Exercise
Among the entries below, please show each line that carries the word "true".
*** Opening of Task inputs ***
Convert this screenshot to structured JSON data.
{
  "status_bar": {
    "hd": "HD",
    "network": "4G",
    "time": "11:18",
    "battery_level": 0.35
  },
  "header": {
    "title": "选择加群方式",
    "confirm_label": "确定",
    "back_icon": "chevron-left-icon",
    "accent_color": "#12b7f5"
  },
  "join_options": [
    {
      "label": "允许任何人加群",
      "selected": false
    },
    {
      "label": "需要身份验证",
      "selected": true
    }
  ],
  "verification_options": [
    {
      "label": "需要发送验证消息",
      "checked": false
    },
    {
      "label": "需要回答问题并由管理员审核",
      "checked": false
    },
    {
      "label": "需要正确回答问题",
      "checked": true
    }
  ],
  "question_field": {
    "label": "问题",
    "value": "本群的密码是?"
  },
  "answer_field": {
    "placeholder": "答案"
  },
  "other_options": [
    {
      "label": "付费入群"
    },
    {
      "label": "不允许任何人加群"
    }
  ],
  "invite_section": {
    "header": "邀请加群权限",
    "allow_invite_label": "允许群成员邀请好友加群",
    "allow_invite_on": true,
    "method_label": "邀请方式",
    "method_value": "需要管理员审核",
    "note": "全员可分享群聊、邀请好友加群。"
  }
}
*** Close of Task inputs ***
Completed task
      "selected": true
      "checked": true
    "allow_invite_on": true,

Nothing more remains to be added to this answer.